START Supplied records

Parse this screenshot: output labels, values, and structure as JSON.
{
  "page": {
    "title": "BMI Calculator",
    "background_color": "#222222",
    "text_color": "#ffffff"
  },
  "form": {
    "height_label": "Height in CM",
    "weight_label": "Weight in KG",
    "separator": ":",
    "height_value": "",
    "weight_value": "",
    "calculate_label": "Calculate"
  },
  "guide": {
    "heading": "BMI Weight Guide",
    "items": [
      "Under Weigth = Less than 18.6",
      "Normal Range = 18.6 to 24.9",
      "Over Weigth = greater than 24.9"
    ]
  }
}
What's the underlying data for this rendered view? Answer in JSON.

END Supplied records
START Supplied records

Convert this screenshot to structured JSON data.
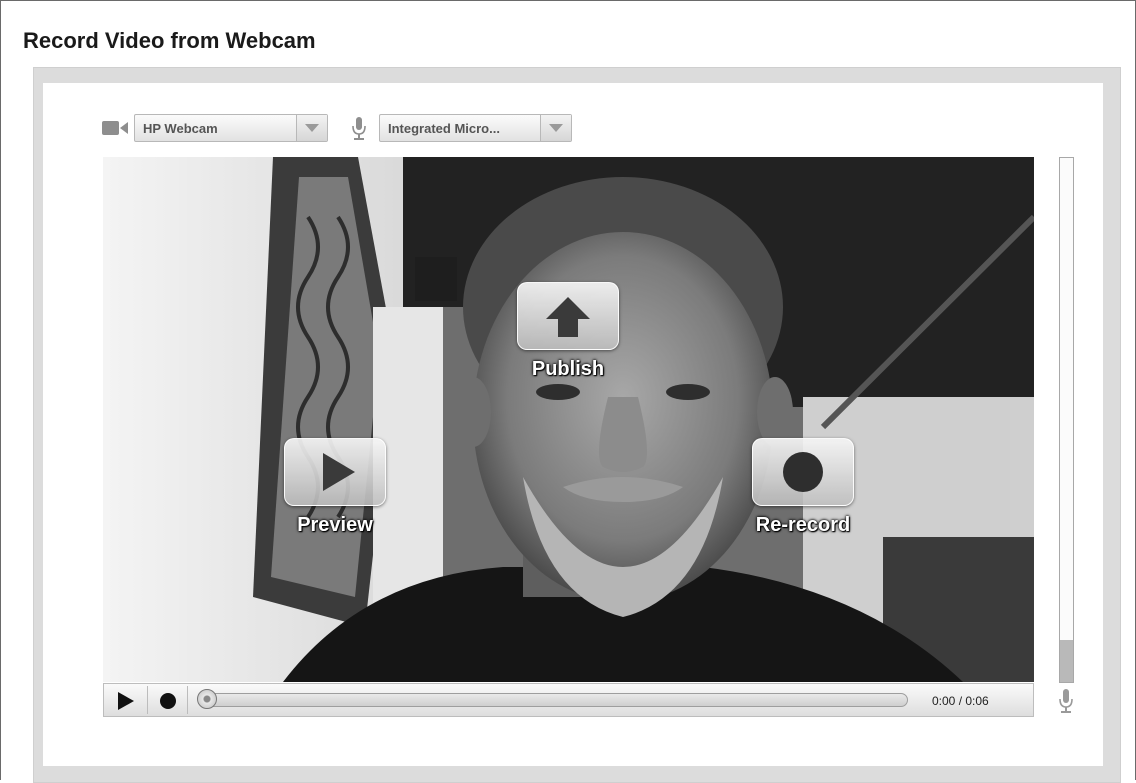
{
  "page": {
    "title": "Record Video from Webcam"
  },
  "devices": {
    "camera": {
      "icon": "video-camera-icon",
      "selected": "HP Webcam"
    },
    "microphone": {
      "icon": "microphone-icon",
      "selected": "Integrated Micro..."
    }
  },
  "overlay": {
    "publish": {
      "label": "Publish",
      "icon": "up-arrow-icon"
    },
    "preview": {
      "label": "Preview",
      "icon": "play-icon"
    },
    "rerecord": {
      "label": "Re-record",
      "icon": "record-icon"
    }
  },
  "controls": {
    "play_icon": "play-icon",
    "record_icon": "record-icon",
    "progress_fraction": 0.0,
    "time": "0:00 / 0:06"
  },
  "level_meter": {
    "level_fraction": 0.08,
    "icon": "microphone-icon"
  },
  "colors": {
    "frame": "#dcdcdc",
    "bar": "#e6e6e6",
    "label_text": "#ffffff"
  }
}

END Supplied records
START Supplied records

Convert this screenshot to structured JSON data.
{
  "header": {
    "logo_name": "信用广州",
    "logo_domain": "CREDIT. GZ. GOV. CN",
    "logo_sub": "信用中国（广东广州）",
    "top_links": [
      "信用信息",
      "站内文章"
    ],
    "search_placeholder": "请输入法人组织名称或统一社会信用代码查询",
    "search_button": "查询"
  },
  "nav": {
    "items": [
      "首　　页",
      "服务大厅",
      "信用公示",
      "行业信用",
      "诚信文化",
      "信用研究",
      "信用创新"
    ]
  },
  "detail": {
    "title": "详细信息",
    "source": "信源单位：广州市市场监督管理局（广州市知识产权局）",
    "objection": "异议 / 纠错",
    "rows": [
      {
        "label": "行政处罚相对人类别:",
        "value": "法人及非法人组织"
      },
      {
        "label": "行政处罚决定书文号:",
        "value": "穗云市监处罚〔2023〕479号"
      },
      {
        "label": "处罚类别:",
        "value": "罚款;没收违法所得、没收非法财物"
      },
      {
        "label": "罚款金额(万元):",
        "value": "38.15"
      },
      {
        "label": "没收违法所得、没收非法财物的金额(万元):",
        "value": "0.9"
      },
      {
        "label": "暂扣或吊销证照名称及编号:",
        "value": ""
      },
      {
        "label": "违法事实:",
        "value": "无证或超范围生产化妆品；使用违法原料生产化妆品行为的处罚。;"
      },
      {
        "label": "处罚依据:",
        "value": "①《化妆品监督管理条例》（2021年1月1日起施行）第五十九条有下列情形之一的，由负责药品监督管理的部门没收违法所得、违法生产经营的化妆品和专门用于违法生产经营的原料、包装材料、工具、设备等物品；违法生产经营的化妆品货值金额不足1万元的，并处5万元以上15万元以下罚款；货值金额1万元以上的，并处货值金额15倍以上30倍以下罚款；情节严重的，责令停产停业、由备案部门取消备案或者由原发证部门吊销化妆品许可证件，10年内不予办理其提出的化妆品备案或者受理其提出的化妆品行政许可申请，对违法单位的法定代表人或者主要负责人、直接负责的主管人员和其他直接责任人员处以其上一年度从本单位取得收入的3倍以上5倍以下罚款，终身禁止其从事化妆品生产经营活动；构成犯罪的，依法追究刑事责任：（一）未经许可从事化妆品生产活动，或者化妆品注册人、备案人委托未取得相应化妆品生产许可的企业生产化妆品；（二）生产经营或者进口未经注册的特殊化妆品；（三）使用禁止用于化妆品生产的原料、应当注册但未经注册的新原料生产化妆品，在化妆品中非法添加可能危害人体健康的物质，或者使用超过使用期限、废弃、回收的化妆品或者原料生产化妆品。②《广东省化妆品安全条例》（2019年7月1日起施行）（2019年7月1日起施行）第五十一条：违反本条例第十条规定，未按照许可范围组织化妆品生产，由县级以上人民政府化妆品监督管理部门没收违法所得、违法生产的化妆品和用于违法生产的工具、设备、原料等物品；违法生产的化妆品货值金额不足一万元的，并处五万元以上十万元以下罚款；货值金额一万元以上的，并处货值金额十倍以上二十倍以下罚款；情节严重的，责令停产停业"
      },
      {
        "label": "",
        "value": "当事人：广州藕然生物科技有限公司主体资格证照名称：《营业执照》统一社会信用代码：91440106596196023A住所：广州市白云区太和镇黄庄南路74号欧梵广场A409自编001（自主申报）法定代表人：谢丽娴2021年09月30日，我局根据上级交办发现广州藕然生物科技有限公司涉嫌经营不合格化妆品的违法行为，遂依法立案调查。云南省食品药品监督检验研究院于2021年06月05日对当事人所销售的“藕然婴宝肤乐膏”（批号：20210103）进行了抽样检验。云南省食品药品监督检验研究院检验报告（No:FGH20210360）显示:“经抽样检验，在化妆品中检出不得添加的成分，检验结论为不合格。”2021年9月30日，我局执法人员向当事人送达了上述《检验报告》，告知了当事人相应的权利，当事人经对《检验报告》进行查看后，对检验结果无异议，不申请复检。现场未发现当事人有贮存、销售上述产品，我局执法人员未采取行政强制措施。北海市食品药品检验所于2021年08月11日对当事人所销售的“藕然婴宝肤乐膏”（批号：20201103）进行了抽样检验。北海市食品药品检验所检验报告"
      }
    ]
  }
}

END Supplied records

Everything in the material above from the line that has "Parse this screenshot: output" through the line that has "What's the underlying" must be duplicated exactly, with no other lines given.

Parse this screenshot: output labels, values, and structure as JSON.
{
  "page": {
    "title": "BMI Calculator",
    "background_color": "#222222",
    "text_color": "#ffffff"
  },
  "form": {
    "height_label": "Height in CM",
    "weight_label": "Weight in KG",
    "separator": ":",
    "height_value": "",
    "weight_value": "",
    "calculate_label": "Calculate"
  },
  "guide": {
    "heading": "BMI Weight Guide",
    "items": [
      "Under Weigth = Less than 18.6",
      "Normal Range = 18.6 to 24.9",
      "Over Weigth = greater than 24.9"
    ]
  }
}
What's the underlying data for this rendered view? Answer in JSON.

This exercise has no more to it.